FreeSurfer Tutorial #14: Control Points and Intensity Normalization
During preprocessing, FreeSurfer will perform a step called intensity normalization. This refers to a homogenization of the signal intensity of the white and grey matter, in order to better distinguish between the tissue types and make it easier to segment the brain.
Intensity normalization failures are typically indicated by an inaccurate white matter surface. In that case, we will add control points to specify which parts of cortex should be classified as white matter. These control points act like tiny lamps that illuminate their immediate surroundings; by increasing the signal intensity of nearby voxels, they increase the likelihood that the area will be classified as white matter.
Identifying Intensity Normalization Errors
Intensity normalization errors usually occur in areas that are susceptible to signal dropout - such as the ventral frontal cortex and ventral areas of the temporal lobe.
In subject 128, we can see pockets of white matter that are not captured by the reconstructed surfaces:
freeview -v mri/brainmask.mgz mri/T1.mgz -f surf/lh.pial:edgecolor=red surf/rh.pial:edgecolor=red \ surf/lh.white:edgecolor=yellow surf/rh.white:edgecolor=yellow

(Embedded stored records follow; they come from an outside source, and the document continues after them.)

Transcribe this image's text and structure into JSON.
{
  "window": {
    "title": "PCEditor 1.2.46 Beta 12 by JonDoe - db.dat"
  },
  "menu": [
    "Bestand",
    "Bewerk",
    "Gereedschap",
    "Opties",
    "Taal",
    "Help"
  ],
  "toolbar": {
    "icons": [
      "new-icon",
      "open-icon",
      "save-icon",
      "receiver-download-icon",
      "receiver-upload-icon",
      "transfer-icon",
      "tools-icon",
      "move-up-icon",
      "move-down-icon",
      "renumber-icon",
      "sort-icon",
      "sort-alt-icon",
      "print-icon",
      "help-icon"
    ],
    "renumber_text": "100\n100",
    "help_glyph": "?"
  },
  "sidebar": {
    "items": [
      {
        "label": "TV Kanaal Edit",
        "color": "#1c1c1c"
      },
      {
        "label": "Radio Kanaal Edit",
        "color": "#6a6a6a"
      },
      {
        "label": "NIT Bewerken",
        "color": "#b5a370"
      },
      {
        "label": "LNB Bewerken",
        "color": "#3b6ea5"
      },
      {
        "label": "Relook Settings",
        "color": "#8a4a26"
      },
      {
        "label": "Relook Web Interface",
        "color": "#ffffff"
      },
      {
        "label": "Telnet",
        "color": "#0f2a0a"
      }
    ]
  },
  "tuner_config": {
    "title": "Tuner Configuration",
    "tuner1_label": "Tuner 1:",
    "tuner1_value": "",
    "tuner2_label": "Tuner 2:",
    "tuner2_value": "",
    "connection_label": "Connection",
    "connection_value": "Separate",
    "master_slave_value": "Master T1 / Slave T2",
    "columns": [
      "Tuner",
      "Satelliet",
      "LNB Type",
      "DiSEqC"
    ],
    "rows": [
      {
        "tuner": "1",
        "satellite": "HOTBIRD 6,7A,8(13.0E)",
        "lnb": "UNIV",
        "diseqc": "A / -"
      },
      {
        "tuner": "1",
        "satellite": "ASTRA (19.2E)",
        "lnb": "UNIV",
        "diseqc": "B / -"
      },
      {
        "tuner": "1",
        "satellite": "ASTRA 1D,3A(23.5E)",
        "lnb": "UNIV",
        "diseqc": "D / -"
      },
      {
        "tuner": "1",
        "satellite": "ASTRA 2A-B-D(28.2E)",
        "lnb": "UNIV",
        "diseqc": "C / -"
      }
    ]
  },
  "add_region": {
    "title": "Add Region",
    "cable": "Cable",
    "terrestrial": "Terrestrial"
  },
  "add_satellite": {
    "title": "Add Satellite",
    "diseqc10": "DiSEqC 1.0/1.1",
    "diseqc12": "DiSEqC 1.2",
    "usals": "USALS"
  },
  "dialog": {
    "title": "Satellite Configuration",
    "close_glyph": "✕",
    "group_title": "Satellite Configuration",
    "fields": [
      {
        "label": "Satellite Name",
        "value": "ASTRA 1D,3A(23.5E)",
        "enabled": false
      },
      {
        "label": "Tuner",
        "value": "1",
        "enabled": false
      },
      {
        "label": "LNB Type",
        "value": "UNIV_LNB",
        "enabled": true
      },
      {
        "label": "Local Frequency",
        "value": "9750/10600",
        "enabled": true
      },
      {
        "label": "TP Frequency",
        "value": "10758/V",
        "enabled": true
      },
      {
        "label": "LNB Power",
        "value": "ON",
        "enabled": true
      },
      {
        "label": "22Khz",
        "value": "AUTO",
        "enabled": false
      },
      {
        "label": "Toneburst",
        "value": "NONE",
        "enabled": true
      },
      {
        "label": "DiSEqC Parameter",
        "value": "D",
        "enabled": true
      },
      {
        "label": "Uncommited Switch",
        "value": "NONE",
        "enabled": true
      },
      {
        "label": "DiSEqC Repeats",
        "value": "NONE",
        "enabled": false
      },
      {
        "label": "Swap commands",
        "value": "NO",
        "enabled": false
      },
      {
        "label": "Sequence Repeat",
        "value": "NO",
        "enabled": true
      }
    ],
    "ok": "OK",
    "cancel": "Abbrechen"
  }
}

In this particular case, parts of the frontal cortex have been removed. This isn’t due to an over-aggressive skull-strip, as you might think; rather, the the subject has been de-identified by having its face removed, which unfortunately has removed areas of the frontal pole as well.
Nevertheless, we will attempt to improve the surface estimates by setting control points and judge whether it is better or not.
Setting the Control Points
Switch to the coronal view and zoom in on the frontal area of the brain. The intensity normalization errors start around slice 121. From the menu, click on
File -> New Point Set, and type the name
control.dat. Select the
brainmask.mgz file as your template dataset.
You can add a control point by clicking with the left mouse button on voxels that seem to belong to the white matter, but which aren’t encapsulated by the white matter surface. Be sparing with your placement of control points: do not place them inside the yellow line, and do not place them in voxels that are clearly grey matter. Just two or three are enough to cover a moderate-sized area. Remember that they will extend their influence to nearby voxels as well.
If you need to remove a control point, you can either undo it by pressing
cmd+z, or by holding
Shift and left-clicking on the control point you want to remove.
Also, for other considerations of where to set control points, see the FreeSurfer intensity normalization tutorial.
When you are done setting the control points, click on
File -> Save Point Set, and save the file as
control.dat in the subject’s
tmp directory. Then close freeview and type the following from the subject directory:
recon-all -autorecon2-cp -autorecon3 -subjid sub-128_ses-BL_T1w
For a video overview of how to set control points, click here.